Congratulations to Rose Stout for her selection to North Carolina Super Lawyers for 2022! https://t.co/df4QWJ4Mow
Congratulations to Lynn McNally for her selection to North Carolina Super Lawyers for 2022! https://t.co/1JywRfEYeo
Congratulations to John Narron for his selection to North Carolina Super Lawyers for 2022! https://t.co/TNW97YoG18
On April 29, the United States Fourth Circuit Court of Appeals, a federal court which governs cases in North Carolina, held for the first time in a published opinion that a negligence standard applies to third-party harassment claims under Title VII of the Civil Rights Act, joining other federal courts in embracing this standard. The Court held that an employer can be held liable under Title VII of the Civil Rights Act of 1968 for “third parties creating a hostile work environment if the employer knew or should have known of the harassment and failed to take prompt remedial action reasonably calculated to end the harassment.”
In the case of Freeman v. Dal-Tile Corp., Ms. Freeman alleged that over a period of three years Timothy Koester, an independent sales representative of a vendor or customer of Dal-Tile, a tile and natural stone product manufacturer in Raleigh, created a sexually and racially hostile work environment through racial slurs, sexist language, and other inappropriate behavior. Koester’s actions included repeated verbal insults and racist, degrading name-calling. He told one of her coworkers in Freeman’s presence that Koester wanted to “hook up with” her coworker’s daughters, and made numerous comments about his sexual encounters with women. Koester also showed Freeman at least one picture on his telephone of a naked women with whom Koester allegedly had a sexual relationship. These incidents left Freeman visibly upset and ultimately led her to take a medical leave of absence as a result of the depression and anxiety caused by these actions.
Freeman’s supervisor and coworkers witnessed a number of these incidents and Freeman reported her concerns about Koester’s actions to her direct supervisor at least twice.

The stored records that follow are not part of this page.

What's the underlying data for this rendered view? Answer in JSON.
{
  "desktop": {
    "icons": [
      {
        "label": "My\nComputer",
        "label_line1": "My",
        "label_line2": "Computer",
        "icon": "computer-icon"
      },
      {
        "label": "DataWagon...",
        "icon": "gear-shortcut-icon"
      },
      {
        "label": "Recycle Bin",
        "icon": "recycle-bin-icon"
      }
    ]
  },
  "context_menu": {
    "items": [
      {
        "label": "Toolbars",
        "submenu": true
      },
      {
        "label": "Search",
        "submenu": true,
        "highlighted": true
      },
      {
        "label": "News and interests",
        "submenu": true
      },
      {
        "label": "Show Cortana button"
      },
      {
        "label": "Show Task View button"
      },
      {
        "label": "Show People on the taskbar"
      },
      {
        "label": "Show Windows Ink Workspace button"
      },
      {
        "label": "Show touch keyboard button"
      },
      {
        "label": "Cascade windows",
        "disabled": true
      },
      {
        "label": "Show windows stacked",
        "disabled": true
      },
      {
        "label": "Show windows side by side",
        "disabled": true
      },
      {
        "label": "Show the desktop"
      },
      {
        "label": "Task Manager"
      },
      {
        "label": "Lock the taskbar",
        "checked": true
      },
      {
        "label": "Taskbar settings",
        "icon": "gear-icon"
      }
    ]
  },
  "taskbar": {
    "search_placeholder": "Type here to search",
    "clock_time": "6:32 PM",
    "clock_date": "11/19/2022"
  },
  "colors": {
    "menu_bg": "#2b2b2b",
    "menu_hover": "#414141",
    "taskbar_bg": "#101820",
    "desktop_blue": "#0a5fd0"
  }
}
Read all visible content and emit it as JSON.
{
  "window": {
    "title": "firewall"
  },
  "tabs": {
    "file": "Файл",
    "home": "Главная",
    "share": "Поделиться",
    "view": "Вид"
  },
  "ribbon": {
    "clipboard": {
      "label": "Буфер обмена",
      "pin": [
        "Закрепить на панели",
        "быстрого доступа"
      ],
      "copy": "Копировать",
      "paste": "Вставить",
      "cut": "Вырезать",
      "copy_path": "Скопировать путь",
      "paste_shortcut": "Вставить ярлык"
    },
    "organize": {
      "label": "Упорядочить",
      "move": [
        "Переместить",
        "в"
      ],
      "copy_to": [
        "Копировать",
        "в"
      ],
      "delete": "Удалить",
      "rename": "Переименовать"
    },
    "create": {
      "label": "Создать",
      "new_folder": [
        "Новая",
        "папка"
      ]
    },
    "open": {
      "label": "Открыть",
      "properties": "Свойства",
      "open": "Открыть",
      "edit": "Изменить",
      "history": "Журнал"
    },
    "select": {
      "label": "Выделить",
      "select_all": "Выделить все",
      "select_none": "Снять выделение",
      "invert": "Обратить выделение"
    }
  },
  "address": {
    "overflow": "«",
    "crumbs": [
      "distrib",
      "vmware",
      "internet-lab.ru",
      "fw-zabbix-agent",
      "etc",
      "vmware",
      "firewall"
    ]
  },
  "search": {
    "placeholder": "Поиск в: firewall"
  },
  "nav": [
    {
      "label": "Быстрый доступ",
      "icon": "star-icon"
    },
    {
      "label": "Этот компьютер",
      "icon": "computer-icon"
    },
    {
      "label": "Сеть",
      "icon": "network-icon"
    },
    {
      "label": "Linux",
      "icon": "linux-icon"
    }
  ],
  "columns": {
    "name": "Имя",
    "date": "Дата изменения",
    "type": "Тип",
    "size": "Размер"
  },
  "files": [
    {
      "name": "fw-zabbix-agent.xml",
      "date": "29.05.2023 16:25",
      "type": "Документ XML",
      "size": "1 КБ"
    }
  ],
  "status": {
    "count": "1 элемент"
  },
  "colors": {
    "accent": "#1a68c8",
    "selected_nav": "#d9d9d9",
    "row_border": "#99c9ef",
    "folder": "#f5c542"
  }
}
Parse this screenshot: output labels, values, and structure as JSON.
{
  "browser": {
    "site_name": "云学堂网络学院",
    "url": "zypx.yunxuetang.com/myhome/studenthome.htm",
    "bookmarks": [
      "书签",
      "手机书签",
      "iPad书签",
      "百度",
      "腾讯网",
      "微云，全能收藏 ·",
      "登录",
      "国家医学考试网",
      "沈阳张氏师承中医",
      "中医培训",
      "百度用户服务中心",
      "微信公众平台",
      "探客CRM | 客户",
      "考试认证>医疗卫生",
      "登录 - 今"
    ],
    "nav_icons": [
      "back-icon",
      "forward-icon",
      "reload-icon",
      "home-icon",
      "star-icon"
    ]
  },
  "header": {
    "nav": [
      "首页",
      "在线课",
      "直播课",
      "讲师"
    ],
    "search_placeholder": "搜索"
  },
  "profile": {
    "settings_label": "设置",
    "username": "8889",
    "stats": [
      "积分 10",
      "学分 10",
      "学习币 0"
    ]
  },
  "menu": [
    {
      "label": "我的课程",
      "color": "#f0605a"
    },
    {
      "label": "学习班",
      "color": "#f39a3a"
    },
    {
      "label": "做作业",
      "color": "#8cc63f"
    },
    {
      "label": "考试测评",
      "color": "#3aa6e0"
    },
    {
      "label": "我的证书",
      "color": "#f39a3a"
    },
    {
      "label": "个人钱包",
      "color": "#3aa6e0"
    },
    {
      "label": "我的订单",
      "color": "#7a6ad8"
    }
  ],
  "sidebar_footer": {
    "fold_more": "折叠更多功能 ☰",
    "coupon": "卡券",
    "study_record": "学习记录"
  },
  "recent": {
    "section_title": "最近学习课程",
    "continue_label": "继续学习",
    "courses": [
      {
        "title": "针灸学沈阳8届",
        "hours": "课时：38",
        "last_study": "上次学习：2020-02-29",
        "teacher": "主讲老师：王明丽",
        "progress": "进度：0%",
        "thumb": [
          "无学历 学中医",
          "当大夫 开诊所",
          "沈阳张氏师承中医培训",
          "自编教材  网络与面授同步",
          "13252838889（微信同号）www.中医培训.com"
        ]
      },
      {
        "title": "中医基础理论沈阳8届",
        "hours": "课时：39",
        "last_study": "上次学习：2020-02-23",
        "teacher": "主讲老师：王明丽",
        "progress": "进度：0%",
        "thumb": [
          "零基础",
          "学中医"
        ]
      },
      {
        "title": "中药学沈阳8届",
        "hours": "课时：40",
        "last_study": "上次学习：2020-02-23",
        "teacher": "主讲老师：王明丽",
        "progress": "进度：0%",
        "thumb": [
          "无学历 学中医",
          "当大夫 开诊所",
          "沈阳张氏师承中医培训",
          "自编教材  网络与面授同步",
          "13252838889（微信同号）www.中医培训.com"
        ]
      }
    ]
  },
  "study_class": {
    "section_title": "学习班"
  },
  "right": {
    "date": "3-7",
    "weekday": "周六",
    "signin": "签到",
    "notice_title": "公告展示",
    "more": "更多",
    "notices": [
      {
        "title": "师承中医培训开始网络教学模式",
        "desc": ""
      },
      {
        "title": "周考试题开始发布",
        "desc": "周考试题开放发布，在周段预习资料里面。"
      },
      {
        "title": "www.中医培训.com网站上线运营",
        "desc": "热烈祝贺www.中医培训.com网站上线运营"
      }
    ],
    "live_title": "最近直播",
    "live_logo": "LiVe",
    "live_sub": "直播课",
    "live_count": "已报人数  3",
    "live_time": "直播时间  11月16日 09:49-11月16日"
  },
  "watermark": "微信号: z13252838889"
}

Dal-Tile did not take action against Koester until Freeman contacted the regional human resources manager three years after the harassment started.
The district court granted summary judgment in favor of Dal-Tile on the basis that Freeman could not establish that liability should be imputed to Dal-Tile and that no reasonable jury could find the company negligent because it temporarily banned Koester from the premises and subsequently barred any contact between Koester and Freeman after Freeman complained to Dal-Tile’s regional human resources department.
The Fourth Circuit reversed the district court’s ruling and applied a negligence standard for holding the employer liable for the third party’s harassment, reasoning that if the employer knew or should have known about the harassing conduct and failed to take prompt remedial action to end the harassment, the employer is on the hook. The Fourth Circuit held that given the evidence, a reasonable jury could find that the harassment was unwelcome and that it was based on Freeman’s sex or race. Moreover, a jury could find, using an objective standard, that the harassment was sufficiently severe or pervasive as to constitute a hostile work environment and that Dal-Tile waited too long to respond to Freeman’s complaints.
In this 2-1 decision, one judge dissented on the basis that he believed that the opinion extended the scope of Title VII beyond its original intent of regulating the employer-employee relationship.
First, if an employee complains about harassing conduct from a third party, the employer needs to promptly undertake an investigation and seek to take corrective action if the complaints are legitimate. A ban on communication between the harasser and the offended employee may be sufficient to resolve the issue, but a total ban on the harasser’s access to the employer’s premises may be required under appropriate circumstances. Second, an employee need not make a formal complaint if management is aware of harassing conduct. Under the “should have known” standard, a supervisor’s knowledge of the harassment is likely enough to put the employer on notice of the harassing conduct, particularly if the conduct is severe and pervasive.
If you have questions or would like more information about this court opinion or other legal issues, please contact Connie Carrigan at email@example.com.
Connie Elder Carrigan is a partner in the firm, with a practice concentration in Business Law. Her focus is assisting clients with issues regarding employment law, business advice and litigation, construction law, equipment leasing and creditor bankruptcy. Connie has lectured on topics ranging from employment law, bankruptcy, and equipment leasing to construction law....LEARN MORE